The automaker said Monday that production of the respirators, which were developed by Ford in collaboration with 3M, will begin Tuesday at one of the automaker's plants in suburban Detroit. The work will be done by about 90 paid volunteers from the United Auto Workers union.
The facility, Ford said, will have the ability to make 100,000 or more respirators. Company officials declined to provide a timeline for such production.
The newly designed respirators include a hood and face shield to cover head and shoulders, while a high-efficiency filter system provides a supply of filtered air for up to eight hours. The air blower system, Ford says, is similar to the fan found in a Ford F-150 pickup's ventilated seats. It is powered by a rechargeable, portable battery, helping keep the respirator in constant use by first-line defenders.
Ford said it expects to receive temporary, limited National Institute for Occupational Safety and Health approval for the respirators by the end of April. Pending approval, 3M will distribute the respirators through its U.S. network.
Ford declined to disclose pricing for the units.
The respirator production is in addition to the company's other efforts to assist health-care workers, first responders and patients fighting the coronavirus. The company also is producing face shields, more than 3 million thus far, and reusable gowns and plans to produce ventilators with GE Healthcare.
Since late March, Ford manufacturing, purchasing and supply chain experts also have been embedded at 3M manufacturing facilities to help increase production of urgently needed products.
The company said Monday that it is now producing face masks for internal use globally and pursuing certification for medical use at another plant near Detroit.
Ford announced the efforts hours after the company warned investors about first-quarter losses and a nearly 16% dive in revenue due to the coronavirus pandemic.

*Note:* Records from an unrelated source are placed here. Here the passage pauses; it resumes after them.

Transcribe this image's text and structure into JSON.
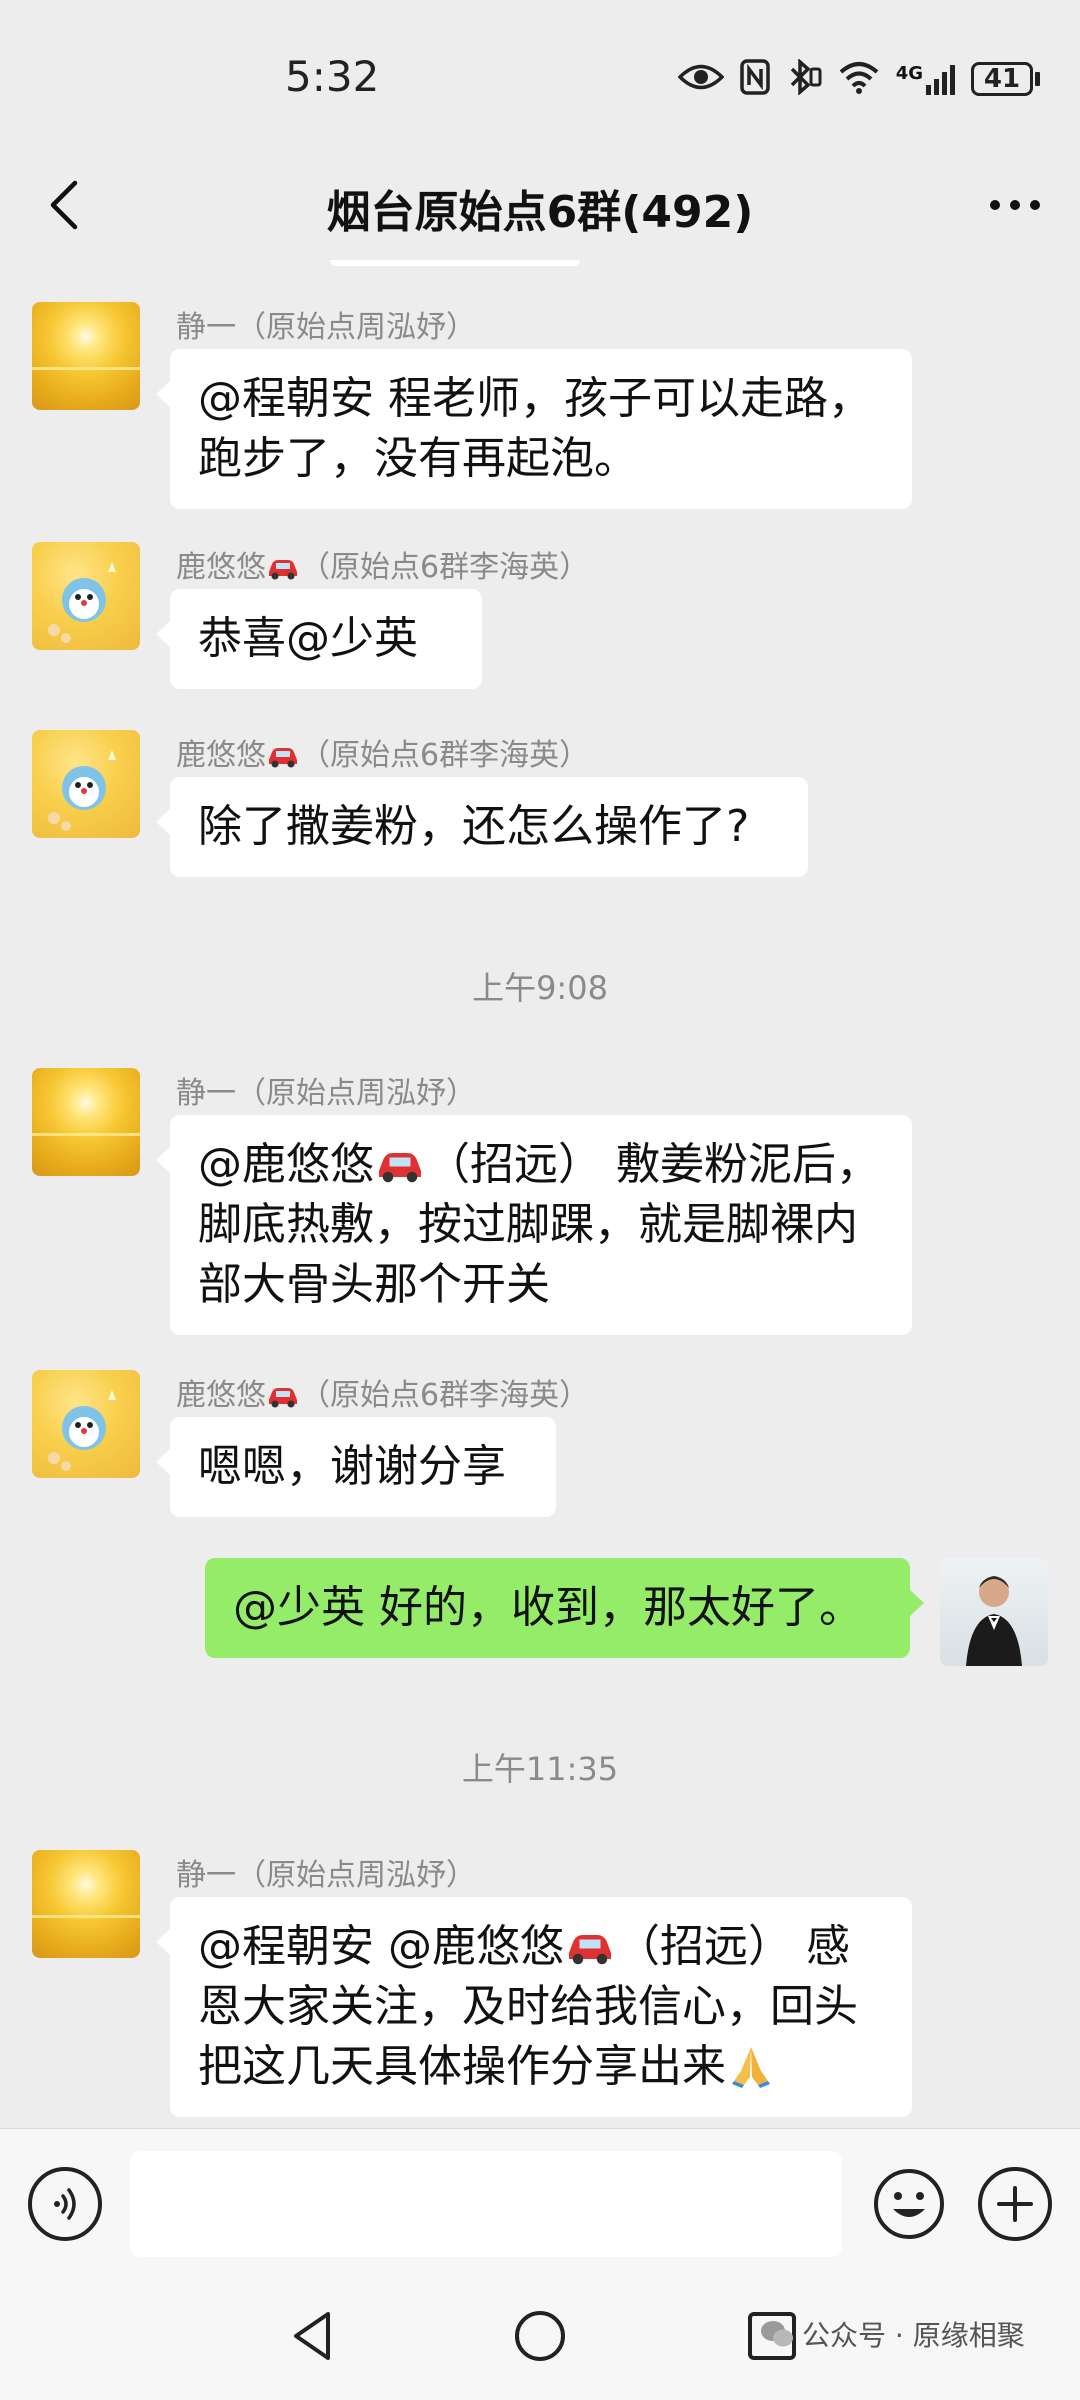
{
  "status_bar": {
    "time": "5:32",
    "network_label": "4G",
    "battery_level": "41"
  },
  "header": {
    "title": "烟台原始点6群(492)"
  },
  "messages": [
    {
      "sender": "静一（原始点周泓妤）",
      "text_lines": [
        "@程朝安  程老师，孩子可以走路，",
        "跑步了，没有再起泡。"
      ]
    },
    {
      "sender_prefix": "鹿悠悠",
      "sender_suffix": "（原始点6群李海英）",
      "text_lines": [
        "恭喜@少英"
      ]
    },
    {
      "sender_prefix": "鹿悠悠",
      "sender_suffix": "（原始点6群李海英）",
      "text_lines": [
        "除了撒姜粉，还怎么操作了?"
      ]
    },
    {
      "timestamp": "上午9:08"
    },
    {
      "sender": "静一（原始点周泓妤）",
      "line1_prefix": "@鹿悠悠",
      "line1_suffix": "（招远） 敷姜粉泥后，",
      "text_lines": [
        "脚底热敷，按过脚踝，就是脚裸内",
        "部大骨头那个开关"
      ]
    },
    {
      "sender_prefix": "鹿悠悠",
      "sender_suffix": "（原始点6群李海英）",
      "text_lines": [
        "嗯嗯，谢谢分享"
      ]
    },
    {
      "self_text": "@少英  好的，收到，那太好了。"
    },
    {
      "timestamp": "上午11:35"
    },
    {
      "sender": "静一（原始点周泓妤）",
      "line1_prefix": "@程朝安 @鹿悠悠",
      "line1_suffix": "（招远） 感",
      "text_lines": [
        "恩大家关注，及时给我信心，回头",
        "把这几天具体操作分享出来"
      ]
    }
  ],
  "watermark": {
    "text": "公众号 · 原缘相聚"
  },
  "icons": {
    "car": "red-car-emoji",
    "pray": "folded-hands-emoji"
  },
  "colors": {
    "background": "#ededed",
    "self_bubble": "#95ec69",
    "other_bubble": "#ffffff"
  }
}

Production of the personal protection equipment for the COVID-19 pandemic will not impact the company's plans to eventually restart production of its U.S. plants, according to Jim Baumbick, Ford vice president of enterprise product line management.
"We've been very thoughtful knowing that we do have a core business to run," he told reporters during a call Monday. "As we move into the restart of the business, we need to be cranking on all cylinders."
Urged by the United Auto Workers union, Ford, Fiat Chrysler and General Motors announced plans to temporarily close their plants due to the coronavirus on March 18. Fiat Chrysler last week announced plans to restart production on May 4, while GM and Ford have not yet disclosed new dates to reopen their facilities.